    Anon I’ll give you a fair answer to your question. Welfare is disaster money for those who don’t work. Drought is disaster for those who would love to work but because of unintended naturally occuring events of Mother Nature don’t have anything growing to work with. Big difference in outcome, same disaster for the individual. Those of extreme low and high income get all the chase from Federal dollars while middle income earners get mostly the bill. The difference; and here is where you really need to pay attention Anon, is the dollars given to farmers and ranchers in disaster payments keep them working for another year providing seed commodities so everyone gets to enjoy food. I am all for those who cannot work receiving benefits while they are down and out; for goodness sakes why not, but the rib comes when those able to work are kept in the system to keep it moving on a bigger and bigger scale. Corporate welfare is basically the US Tax Code. Congress cannot even let the Olympians come home and pay a tax on their earnings yearning for a public display of grand empathy all geared for positive public approval. 🙂

    Reply
  7. Anonymous

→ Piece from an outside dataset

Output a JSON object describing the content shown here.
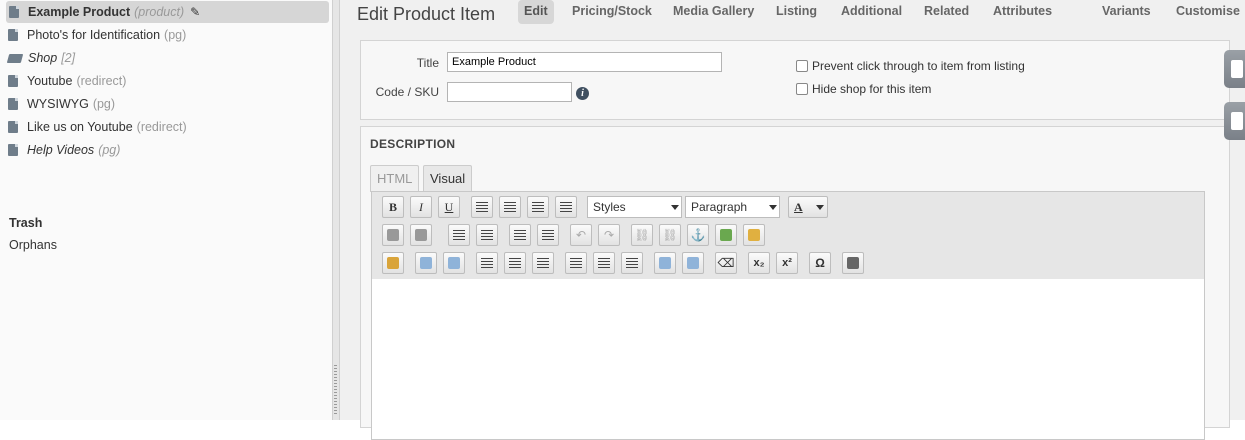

    Charlie: Bill was talking about crop and livestock insurance, not welfare. But yet you had to launch into an attack on welfare recipients as a way to defend the benefits the ag industry will receive from the programs Bill briefly mentioned. It’s also a good way to take the focus off the substantial amount of federal largesse received by farmers every year. Why did you feel you needed to change the topic? Are you ashamed of the federal benefits–during good times and bad–that you receive each year thanks to us taxpayers?

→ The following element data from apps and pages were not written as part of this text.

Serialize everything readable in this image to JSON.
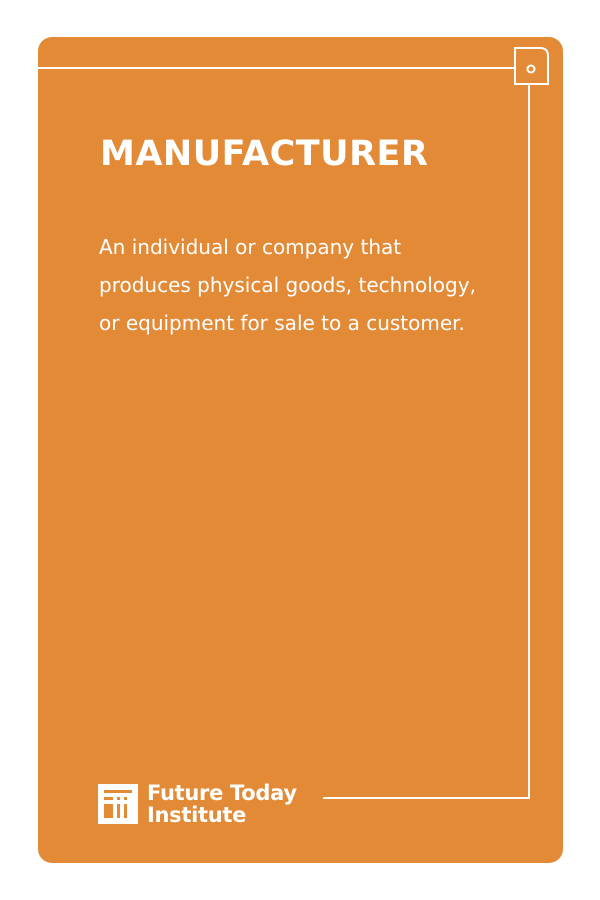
{
  "card": {
    "title": "MANUFACTURER",
    "description": "An individual or company that produces physical goods, technology, or equipment for sale to a customer.",
    "background_color": "#e38a37",
    "text_color": "#ffffff"
  },
  "brand": {
    "line1": "Future Today",
    "line2": "Institute",
    "logo_icon": "fti-logo-icon"
  }
}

    And what’s with this “Welfare is disaster money for those who *don’t* work” line? I notice your definition of drought is “disaster for those who *want* to work,” implying that deep down, no matter how you try to spin it, you believe welfare recipients are simply people who refuse to work. There are a few people who abuse the “system,” no doubt, but the majority of welfare benefits go to people who truly need it because of circumstances that are out of their control.

    One fact is without dispute: Ag benefits go to large, rich, corporate farms every year that don’t need it, all at the expense of family farmers who could receive more in time of need.

    Working for reform in both welfare and ag programs is a laudable goal which we should all strive to obtain. Using the poor as a punching bag in a vain attempt to strengthen your misguided screed is way out of line.

    Reply
  8. Katzy

    Well, anon, because of Obama’s grand and wonderful plan to include bed rest, massage, motivational reading etc as “work” to receive welfare benefits, he is only fueling people’s emotions about the abuse of the welfare system. I have no problem with welfare payments for a certain length of time to those who do not abuse the system, but Obama has just re-energized complaints about the current welfare system.

    I challenge you to come out to a farm and see how real work is done and how little farmers/ranchers receive many years for their actual dawn to dusk and beyond labor intensive real work.

    Reply
  9. Anonymous

    Katzy: I grew up on a family farm in South Dakota, in an era where farm kids were an important part of the day-to-day operation. Farming is hard work, but also very rewarding, and it saddens me that fewer and fewer kids have the opportunity to work side-by-side with their moms and dads and accomplish something special and important every day on their families’ farms.

    It also saddens me that you dislike for our president causes you to reject reality and substitute it with a false notion that somehow Obama wants welfare recipients to include things like massage. The head of a family that qualifies for food stamps is not thinking about luxuries. He/she simply wants to make sure the kids have something to eat every day.

    Reply
    1. Anonymous

      Sorry for the typos above … I was too eager to post my latest reply and did a sloppy job of proofreading.

      Reply

Leave a Reply to Charlie Hoffman Cancel reply

Your email address will not be published.